Another two weeks went by before I could visit again. He seemed certain that I was his brother Jack for a while until I became his father. Then he switched to telling me how angry his mother had become when brother Jack came home from the Army. Serving in the army meant he’d been able to supply the family with staples and exotics beyond the wartime shortages and this had suddenly stopped. There’s a bigger story here too. The Army in question was the British Army and they were at war for the second time in Jack’s life.
And so it was that I went back to London for a week, returning on a cold, early March Monday, the day of his last birthday. It was also the last time I would see him. And that’s when Rosmeen came up.
‘Have you been down to see Rosmeen?’
‘What?’ I asked.
‘Don’t you remember the bombs?’
At first I thought he meant the paramilitary bombings in the centre of Dublin in 1972 and 1973.
We groped around for connections for a short while until he gave me the clue I needed to join him, now aged 11, back in the winter of 1940.
Then I remembered that he’d once met us on a family outing in The People’s Park in Dun Laoghaire some twenty years ago. Our kids were on bicycles, safely travelling the paths in the park. He’d proudly shown the kids, his grandkids, the plaque that commemorates the opening of the park in 1890. The Chairman of the Kingstown Township Commissioners was their great-great-grandfather John L Robinson, another architect. My father also told them that across the road, when he was their age, was where the Luftwaffe had bombed Dun Laoghaire thinking it was Liverpool.
Just two bombs were dropped. One of them landed between Rosmeen Park and Rosmeen Gardens at 1930 on Friday, December 20th, 1940, under a waning, gibbous moon.
The latest neuroscience research suggests that memories are perhaps ‘a stream of new neurons being born in the hippocampus and tracking their way into the adult cortex’ according to David Eagleman.
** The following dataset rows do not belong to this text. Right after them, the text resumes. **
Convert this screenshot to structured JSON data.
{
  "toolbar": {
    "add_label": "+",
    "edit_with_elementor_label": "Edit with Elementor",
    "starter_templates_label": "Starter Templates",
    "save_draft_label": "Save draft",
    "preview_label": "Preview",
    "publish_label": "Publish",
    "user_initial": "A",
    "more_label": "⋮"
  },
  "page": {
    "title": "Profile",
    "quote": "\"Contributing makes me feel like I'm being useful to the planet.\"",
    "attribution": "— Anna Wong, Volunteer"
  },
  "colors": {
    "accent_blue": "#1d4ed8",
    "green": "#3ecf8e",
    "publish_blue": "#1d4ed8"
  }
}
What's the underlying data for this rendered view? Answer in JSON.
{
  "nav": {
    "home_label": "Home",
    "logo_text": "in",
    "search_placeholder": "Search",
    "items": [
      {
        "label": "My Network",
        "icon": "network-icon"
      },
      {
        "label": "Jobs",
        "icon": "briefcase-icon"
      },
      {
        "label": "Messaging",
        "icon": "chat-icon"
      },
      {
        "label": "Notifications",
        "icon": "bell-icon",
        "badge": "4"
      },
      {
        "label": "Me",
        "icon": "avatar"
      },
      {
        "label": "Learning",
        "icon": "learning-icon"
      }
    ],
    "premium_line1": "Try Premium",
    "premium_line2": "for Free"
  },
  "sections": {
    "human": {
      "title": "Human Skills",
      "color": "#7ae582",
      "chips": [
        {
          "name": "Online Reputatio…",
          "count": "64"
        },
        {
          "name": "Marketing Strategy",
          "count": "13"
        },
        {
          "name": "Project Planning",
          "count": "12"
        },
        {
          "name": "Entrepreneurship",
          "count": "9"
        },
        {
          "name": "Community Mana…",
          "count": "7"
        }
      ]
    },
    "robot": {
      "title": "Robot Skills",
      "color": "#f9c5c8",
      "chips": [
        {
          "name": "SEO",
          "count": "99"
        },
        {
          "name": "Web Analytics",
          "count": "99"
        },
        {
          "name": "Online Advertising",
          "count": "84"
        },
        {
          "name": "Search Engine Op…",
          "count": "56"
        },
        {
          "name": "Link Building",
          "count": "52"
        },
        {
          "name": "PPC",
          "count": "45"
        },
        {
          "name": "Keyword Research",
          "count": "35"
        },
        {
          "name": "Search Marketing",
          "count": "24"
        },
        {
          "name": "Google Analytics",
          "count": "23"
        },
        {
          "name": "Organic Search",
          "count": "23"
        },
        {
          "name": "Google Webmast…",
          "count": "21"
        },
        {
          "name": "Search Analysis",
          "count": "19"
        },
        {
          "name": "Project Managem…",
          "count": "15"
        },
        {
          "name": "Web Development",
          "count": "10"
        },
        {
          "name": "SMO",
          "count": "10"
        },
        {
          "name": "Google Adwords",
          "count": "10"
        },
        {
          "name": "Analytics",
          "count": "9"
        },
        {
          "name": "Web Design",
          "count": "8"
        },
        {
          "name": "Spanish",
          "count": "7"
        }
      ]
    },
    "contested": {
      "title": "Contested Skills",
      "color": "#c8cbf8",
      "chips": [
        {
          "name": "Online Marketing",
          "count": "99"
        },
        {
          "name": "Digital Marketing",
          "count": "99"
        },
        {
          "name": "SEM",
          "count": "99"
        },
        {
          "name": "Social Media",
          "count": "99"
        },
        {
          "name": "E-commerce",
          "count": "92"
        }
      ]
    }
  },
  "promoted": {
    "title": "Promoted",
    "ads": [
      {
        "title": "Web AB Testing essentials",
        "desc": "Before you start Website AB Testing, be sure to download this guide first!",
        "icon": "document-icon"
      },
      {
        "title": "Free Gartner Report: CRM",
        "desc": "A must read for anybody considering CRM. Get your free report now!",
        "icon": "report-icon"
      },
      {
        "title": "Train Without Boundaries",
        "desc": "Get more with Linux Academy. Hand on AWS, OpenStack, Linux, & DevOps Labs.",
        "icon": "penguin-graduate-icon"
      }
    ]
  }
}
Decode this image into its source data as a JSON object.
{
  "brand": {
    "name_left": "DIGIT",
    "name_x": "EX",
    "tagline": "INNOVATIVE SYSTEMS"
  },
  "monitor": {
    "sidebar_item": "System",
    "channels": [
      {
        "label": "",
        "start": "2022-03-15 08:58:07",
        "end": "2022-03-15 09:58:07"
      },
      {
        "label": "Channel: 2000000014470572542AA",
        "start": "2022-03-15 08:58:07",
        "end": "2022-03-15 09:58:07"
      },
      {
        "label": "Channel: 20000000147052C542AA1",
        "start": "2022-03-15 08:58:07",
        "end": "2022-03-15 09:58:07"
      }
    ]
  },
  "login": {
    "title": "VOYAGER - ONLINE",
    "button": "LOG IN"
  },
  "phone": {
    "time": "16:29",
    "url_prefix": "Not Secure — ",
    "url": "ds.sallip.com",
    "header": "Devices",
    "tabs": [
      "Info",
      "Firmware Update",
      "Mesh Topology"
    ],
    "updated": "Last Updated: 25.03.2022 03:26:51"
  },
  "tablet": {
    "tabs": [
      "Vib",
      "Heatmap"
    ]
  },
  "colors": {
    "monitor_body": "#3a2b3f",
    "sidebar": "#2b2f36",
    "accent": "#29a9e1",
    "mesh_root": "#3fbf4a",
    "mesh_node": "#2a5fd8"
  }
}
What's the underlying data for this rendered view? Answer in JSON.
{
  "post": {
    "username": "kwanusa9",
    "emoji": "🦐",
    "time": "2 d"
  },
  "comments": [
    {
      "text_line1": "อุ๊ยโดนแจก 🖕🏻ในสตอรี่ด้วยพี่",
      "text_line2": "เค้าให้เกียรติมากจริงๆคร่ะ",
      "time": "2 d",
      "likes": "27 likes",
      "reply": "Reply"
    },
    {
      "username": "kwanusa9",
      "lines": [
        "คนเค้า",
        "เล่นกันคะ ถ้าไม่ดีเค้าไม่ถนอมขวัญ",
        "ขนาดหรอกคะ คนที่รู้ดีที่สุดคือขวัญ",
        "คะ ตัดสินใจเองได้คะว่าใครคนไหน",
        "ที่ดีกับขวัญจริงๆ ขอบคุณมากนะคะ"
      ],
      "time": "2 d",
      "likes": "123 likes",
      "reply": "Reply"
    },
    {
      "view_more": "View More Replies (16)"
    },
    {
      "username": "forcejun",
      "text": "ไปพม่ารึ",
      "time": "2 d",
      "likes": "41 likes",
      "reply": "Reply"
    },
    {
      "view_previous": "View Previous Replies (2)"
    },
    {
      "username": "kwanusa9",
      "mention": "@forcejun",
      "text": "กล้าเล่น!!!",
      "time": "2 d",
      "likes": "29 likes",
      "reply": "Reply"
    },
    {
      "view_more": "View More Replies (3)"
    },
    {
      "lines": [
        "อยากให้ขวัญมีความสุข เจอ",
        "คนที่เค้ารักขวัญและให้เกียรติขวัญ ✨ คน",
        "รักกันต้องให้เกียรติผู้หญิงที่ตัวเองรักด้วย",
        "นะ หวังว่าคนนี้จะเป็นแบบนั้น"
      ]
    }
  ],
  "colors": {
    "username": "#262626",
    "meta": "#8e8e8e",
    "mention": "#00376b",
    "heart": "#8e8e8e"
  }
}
I guess that what we witnessed in my father was the gradual failing of his hippocampus and the reemergence of long hidden neurons from his cortex.
Can our memories be broken down to just a few cells or connections of neurons? It seems rather implausible and distinctly lacking of any drama. I can’t imagine a surgeon of the future excising a small piece of squidgy brain matter and saying “that’s their memory of the summer holiday of 2015”.
It’s sad that our bodies and brains start failing later in life.
Simon Robinson says
Recent opinion holds that the brain’s neuronal storage system is both distributed and contains redundancies. Some have posited that our genes can be modified by our experiences. I think this is very dramatic indeed. Have you read that human brain structure has been recovered from a vitrified Pompeian head? Gruesome yet it may provide a view back 2000 years.
And I agree on the sadness of my senescence that’s well underway but for now, I’m enjoying the delusion of apparent wisdom.